The “recommended strategies” for this catastrophe include setting up makeshift ICU wards in other parts of hospitals, such as operating theatres, and adopting “alternative workforce models e.g., higher number of patients per staff member.” In other words, nurses and doctors, who already are unable to provide sufficient time for each patient, will be compelled to work at staff-to-patient ratios far exceeding the recommended one-to-one.

The modelling says nothing about the impact on other patients requiring intensive care, such as those who have suffered heart attacks, strokes and traumatic injuries.

The document vaguely references the activation of a “NSW Pandemic Resource-based decision making” plan once the “code black” is declared, without further elaboration.

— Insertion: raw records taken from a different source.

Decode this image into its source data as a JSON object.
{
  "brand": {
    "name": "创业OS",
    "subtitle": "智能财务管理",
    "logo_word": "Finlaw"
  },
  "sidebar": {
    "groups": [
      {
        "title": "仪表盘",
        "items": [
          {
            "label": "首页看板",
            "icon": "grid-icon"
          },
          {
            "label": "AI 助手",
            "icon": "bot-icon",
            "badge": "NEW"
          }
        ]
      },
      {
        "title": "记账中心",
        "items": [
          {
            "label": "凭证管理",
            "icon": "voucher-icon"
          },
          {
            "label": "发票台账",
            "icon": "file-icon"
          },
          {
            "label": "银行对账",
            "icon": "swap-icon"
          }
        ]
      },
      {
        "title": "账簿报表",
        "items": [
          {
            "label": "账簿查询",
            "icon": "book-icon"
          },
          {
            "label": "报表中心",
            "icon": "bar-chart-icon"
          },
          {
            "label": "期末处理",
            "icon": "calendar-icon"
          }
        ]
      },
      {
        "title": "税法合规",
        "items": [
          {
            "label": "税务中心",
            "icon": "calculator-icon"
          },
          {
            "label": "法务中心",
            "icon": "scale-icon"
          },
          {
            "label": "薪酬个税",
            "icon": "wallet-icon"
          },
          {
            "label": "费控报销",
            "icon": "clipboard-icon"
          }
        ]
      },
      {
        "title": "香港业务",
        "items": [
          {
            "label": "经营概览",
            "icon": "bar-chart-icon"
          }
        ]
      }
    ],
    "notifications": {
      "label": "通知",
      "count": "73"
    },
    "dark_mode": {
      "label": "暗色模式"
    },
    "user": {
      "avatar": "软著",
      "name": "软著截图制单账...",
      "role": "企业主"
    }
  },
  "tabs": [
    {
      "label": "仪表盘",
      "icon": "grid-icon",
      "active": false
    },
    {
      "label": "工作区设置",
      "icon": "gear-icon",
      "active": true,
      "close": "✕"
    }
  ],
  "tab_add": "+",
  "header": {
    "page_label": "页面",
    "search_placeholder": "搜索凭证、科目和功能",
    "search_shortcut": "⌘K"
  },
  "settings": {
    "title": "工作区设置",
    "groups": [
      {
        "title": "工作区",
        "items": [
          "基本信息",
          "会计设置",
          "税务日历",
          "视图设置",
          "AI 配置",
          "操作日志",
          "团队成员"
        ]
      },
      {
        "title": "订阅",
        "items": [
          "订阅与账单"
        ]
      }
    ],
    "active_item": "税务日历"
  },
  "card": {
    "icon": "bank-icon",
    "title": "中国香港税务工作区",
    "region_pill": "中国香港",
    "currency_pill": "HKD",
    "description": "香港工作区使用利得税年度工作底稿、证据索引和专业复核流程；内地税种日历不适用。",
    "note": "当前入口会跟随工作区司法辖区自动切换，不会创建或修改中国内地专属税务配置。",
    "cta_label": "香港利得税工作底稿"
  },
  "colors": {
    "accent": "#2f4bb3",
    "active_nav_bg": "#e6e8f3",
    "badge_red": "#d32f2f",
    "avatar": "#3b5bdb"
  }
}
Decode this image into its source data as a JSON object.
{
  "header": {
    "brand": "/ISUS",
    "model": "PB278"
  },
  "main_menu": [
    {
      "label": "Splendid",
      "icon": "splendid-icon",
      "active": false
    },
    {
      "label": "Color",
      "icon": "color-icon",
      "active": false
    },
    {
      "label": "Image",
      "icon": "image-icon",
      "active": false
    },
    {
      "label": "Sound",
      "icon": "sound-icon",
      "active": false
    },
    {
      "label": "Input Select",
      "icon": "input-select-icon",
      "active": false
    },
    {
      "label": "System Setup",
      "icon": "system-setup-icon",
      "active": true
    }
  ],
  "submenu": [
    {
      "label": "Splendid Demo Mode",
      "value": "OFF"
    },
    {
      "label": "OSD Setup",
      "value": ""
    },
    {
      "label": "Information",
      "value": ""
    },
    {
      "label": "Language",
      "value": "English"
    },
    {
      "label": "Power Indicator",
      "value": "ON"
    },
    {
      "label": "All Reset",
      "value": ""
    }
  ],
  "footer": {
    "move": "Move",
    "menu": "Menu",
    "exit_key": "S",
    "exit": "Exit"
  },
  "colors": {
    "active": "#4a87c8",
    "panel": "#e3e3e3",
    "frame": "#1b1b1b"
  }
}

This appears to be a reference to guidelines sent late last month to ICU staff, instructing them that it may be necessary to establish a “triage system,” under which treatment and resources would be provided only to patients most likely to survive.

The guidelines chillingly state that “it may be necessary at some point to begin prioritising limited critical care resources to those with a need for treatment and those who are most likely to survive.” That is, some patients will effectively be left to die due to insufficient resources.

The dire scenario outlined in the modelling, however, understates the extent of the crisis. It asserts that maximum ICU surge capacity in NSW is 1,550. No information is provided, however, as to where the staff will be found for the almost 700 additional beds.

An anonymous ICU nurse told news.com.au that some hospitals were planning to recruit physiotherapists to work in intensive care. The nurse described this as “completely insane.” Physiotherapists and other untrained staff could not “give medications, manage IVs or dialysis, invasive monitoring.”

The nurse added: “There are not enough nurses. I say to people all the time: having lots of ventilators is fine and dandy, but you need trained ICU nurses to manage them. They aren’t like turning on a washing machine.”

Every aspect of the official response is based on lies. For weeks, Berejiklian said the rate of hospitalisations per infections in NSW stood at 5.5 percent. Only last weekend did she admit that the real figure was double that, at 11 or 12 percent. The Saturday Paper revealed on September 4, that an additional 1,700 COVID-infected people are supposedly receiving “hospital-grade care” at home. If they were counted, the true rate of hospitalisation would be over 15 percent.

The government claims to have “quadrupled” ICU capacity, with the acquisition of more than 2,000 additional beds and ventilators. The modelling drops that assertion, without any explanation, but maintains the fiction of hundreds of additional beds and staff, even though a NSW government briefing to the “National Cabinet,” leaked last month, acknowledged a maximum surge capacity of just 164 extra beds.

The government can peddle such blatantly false statements because the state and federal Labor Party has marched in lockstep throughout the pandemic. The NSW Labor leader Chris Minns and federal leader Anthony Albanese have backed the policies of the Liberal-National governments despite the losses of lives being borne by ordinary people.

The situation is no different in the neighbouring state of Victoria, where an outbreak is starting to engulf the healthcare system, or in any other state, where the hospitals are already stretched beyond capacity, even without COVID patients.

All the governments are responsible, Labor and Liberal-National, as well as the healthcare trade unions, which have suppressed struggles by doctors and nurses during decades of cuts.

What is required is an independent political movement of the working class, and the formation of rank-and-file committees, to halt the criminal reopening plans, enforce safety measures and fight for a massive expansion of public healthcare.